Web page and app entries

BEGIN

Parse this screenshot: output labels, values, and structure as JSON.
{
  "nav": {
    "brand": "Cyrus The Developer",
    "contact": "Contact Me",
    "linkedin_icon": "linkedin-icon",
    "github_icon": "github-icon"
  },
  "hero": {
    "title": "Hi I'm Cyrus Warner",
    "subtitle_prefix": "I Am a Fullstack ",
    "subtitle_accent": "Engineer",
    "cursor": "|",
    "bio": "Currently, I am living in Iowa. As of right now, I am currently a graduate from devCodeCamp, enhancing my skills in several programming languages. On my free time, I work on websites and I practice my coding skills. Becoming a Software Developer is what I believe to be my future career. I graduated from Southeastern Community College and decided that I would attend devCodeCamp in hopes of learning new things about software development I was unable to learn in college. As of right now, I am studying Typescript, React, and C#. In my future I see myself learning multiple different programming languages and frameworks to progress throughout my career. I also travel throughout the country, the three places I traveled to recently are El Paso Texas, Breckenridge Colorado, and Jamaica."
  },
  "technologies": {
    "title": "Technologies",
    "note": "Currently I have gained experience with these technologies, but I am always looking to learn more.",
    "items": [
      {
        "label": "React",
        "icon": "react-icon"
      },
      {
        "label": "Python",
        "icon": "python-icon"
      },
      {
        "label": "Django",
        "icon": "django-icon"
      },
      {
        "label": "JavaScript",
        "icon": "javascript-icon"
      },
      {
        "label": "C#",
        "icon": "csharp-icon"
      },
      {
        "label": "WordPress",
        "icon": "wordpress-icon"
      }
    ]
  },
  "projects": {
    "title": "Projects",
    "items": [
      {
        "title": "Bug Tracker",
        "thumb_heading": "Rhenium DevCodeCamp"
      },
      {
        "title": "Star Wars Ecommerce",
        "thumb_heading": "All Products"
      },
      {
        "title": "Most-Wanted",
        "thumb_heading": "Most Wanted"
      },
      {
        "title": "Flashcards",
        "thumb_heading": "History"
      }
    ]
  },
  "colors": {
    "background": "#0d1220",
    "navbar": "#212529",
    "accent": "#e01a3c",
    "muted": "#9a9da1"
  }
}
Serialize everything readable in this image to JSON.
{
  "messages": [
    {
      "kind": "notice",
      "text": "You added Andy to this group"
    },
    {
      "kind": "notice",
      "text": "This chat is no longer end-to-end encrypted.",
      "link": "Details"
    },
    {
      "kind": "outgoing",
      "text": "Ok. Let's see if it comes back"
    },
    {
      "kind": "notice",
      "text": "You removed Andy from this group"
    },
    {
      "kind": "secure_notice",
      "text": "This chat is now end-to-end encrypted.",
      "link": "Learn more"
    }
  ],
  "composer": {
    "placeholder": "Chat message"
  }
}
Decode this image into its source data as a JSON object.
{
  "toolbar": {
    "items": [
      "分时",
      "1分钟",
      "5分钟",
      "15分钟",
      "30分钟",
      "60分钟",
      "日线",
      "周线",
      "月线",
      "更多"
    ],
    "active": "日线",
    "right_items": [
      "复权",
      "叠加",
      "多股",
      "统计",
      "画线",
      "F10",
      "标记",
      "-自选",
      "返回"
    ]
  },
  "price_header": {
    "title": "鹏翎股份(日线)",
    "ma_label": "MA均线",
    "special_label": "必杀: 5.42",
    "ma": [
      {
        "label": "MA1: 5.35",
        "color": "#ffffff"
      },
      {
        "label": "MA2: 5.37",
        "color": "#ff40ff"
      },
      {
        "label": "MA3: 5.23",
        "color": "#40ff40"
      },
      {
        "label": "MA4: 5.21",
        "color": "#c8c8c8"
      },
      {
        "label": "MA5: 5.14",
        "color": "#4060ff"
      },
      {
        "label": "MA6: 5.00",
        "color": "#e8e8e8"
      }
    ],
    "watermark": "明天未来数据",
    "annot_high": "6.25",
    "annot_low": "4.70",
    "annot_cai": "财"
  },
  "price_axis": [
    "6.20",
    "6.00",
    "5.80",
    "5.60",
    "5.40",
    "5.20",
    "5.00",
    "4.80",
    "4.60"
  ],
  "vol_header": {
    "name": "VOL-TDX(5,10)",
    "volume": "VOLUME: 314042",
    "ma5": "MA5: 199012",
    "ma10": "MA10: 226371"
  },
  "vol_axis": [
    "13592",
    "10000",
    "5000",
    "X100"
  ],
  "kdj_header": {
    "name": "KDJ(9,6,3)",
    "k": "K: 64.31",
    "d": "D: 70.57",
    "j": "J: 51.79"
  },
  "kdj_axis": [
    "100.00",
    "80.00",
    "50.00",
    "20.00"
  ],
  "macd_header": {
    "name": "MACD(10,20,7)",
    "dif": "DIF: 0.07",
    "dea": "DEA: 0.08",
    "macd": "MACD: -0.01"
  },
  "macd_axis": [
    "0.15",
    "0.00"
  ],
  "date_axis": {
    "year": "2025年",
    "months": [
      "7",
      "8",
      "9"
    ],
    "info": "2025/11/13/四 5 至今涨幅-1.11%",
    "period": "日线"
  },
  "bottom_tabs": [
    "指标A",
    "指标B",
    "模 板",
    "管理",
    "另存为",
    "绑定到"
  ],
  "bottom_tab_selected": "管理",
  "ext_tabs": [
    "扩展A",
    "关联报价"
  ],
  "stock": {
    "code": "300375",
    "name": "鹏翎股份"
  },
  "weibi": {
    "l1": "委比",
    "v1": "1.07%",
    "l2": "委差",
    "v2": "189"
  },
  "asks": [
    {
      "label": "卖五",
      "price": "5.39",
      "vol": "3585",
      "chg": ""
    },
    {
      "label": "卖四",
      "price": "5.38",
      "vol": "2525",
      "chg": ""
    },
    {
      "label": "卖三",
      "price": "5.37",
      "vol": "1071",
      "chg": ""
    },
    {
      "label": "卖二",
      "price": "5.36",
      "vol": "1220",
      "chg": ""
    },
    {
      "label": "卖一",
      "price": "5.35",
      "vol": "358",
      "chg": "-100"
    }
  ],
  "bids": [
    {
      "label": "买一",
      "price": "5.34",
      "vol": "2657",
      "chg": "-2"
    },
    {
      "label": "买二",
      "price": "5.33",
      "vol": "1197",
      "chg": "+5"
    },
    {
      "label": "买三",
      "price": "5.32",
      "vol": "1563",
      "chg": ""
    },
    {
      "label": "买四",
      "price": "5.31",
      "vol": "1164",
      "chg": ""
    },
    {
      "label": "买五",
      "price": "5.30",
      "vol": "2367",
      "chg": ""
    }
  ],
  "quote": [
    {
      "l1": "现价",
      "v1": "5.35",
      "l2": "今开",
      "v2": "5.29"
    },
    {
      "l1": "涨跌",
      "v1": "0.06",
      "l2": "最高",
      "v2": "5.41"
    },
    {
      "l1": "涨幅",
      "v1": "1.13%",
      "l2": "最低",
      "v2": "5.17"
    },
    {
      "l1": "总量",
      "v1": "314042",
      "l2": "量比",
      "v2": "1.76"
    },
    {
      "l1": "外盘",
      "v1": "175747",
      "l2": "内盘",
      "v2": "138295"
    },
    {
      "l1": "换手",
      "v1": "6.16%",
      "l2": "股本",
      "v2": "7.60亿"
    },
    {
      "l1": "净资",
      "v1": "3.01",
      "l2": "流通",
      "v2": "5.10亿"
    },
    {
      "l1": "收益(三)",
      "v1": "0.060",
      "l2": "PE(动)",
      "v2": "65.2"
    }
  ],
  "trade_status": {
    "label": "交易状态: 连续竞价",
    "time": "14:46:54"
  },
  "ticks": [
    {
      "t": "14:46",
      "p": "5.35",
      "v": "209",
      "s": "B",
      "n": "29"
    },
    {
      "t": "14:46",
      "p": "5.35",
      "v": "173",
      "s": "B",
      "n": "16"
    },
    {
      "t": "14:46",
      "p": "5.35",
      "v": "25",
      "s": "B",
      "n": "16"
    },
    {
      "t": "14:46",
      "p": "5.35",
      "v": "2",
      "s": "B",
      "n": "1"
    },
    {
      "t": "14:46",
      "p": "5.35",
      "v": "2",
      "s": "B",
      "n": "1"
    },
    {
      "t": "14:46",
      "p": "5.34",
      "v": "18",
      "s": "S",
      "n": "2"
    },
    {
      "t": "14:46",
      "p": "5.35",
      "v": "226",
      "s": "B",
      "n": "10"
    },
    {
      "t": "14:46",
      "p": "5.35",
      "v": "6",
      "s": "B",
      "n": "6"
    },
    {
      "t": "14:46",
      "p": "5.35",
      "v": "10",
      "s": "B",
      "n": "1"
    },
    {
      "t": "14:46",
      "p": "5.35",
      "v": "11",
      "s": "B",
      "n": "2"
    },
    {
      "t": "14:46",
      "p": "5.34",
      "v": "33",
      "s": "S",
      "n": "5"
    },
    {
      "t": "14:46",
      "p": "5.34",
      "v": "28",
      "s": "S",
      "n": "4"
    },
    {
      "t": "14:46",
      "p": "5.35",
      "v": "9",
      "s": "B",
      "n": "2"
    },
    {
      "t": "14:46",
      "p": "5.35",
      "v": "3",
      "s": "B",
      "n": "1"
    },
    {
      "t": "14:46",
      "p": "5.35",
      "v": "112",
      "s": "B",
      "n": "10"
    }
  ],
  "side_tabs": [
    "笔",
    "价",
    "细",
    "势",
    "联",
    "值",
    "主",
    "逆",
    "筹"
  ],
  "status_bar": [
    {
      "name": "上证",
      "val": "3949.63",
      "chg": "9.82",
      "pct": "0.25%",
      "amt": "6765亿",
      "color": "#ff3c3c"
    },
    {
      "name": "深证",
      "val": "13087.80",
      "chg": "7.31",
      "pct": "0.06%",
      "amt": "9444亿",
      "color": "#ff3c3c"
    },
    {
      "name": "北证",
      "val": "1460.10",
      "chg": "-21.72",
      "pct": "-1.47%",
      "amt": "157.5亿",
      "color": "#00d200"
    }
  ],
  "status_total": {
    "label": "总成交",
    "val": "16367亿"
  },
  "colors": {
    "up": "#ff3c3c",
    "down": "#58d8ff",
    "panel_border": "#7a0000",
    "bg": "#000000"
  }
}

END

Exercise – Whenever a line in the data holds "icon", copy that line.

Task output –
    "linkedin_icon": "linkedin-icon",
    "github_icon": "github-icon"
        "icon": "react-icon"
        "icon": "python-icon"
        "icon": "django-icon"
        "icon": "javascript-icon"
        "icon": "csharp-icon"
        "icon": "wordpress-icon"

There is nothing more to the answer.